Exercise prompt: Go through the data line by line. Copy each one holding the string "icon".

[Stored dataset items]
*** Block opens ***

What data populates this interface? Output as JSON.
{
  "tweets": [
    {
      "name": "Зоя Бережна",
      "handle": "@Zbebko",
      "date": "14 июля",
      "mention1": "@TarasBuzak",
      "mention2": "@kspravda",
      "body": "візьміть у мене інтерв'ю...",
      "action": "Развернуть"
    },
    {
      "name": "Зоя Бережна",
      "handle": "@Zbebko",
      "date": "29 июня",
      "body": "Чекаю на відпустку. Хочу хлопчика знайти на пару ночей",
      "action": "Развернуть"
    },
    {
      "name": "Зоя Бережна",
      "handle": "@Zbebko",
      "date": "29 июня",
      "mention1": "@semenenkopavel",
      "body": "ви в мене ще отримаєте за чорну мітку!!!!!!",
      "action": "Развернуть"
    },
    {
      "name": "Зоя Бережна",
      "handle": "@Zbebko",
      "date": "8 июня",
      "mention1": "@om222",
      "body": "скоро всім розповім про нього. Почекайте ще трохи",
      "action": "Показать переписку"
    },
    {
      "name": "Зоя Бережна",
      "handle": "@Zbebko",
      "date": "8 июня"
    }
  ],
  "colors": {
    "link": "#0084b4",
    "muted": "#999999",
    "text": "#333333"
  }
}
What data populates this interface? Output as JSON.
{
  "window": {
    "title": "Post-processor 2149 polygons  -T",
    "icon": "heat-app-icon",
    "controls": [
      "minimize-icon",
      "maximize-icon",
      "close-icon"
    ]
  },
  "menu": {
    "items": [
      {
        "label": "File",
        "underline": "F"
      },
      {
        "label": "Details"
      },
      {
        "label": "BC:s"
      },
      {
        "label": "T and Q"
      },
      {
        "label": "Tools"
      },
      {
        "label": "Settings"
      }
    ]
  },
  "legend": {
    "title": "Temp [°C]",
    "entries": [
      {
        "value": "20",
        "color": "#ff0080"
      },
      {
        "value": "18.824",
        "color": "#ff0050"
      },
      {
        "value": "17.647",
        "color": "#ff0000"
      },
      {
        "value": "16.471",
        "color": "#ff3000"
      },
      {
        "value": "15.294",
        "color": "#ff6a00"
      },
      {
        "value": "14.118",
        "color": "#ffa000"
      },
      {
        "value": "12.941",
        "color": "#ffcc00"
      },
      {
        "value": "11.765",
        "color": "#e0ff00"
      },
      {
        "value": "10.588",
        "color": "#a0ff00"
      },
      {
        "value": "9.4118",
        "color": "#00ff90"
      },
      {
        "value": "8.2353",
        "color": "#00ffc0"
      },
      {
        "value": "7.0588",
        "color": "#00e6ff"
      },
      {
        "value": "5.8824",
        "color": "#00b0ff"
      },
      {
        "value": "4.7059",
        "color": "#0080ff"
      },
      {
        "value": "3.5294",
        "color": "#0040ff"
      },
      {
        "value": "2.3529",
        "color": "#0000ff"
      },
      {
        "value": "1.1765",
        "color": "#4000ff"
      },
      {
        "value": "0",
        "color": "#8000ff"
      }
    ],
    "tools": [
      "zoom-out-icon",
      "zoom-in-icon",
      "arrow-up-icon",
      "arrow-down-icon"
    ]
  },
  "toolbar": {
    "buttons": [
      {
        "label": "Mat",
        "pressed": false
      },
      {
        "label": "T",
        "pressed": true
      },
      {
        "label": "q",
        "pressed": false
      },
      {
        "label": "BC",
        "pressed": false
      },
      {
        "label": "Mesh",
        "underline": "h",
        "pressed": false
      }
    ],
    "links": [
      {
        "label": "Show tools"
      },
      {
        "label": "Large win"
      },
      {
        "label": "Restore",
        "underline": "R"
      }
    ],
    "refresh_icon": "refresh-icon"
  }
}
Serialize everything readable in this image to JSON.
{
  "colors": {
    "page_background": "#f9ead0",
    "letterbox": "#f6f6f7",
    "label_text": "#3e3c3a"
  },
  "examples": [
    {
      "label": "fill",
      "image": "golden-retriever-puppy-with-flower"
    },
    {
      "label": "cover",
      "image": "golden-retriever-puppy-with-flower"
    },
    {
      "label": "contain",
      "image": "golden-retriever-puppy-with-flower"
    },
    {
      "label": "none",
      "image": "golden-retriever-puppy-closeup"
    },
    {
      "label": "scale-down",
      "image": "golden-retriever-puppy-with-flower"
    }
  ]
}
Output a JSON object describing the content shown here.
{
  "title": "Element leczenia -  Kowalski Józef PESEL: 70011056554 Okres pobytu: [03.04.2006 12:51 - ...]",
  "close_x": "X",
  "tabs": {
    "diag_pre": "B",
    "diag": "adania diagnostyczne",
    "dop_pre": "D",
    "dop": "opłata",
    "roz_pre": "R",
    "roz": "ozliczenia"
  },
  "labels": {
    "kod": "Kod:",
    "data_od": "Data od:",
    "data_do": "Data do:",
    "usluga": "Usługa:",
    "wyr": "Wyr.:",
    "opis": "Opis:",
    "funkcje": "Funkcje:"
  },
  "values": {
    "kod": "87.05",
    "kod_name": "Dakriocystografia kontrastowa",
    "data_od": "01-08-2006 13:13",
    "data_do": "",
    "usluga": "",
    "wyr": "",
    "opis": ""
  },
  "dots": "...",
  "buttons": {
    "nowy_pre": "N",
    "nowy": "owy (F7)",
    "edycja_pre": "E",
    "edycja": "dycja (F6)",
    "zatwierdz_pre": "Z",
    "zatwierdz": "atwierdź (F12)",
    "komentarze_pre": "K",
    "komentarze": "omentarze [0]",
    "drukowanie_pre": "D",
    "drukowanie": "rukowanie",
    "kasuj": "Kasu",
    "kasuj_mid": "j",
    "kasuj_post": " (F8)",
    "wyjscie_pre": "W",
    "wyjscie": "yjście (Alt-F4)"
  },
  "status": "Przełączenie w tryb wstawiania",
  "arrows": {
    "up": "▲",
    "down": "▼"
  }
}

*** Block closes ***

Solution to the problem:
    "icon": "heat-app-icon",
      "minimize-icon",
      "maximize-icon",
      "close-icon"
      "zoom-out-icon",
      "zoom-in-icon",
      "arrow-up-icon",
      "arrow-down-icon"
    "refresh_icon": "refresh-icon"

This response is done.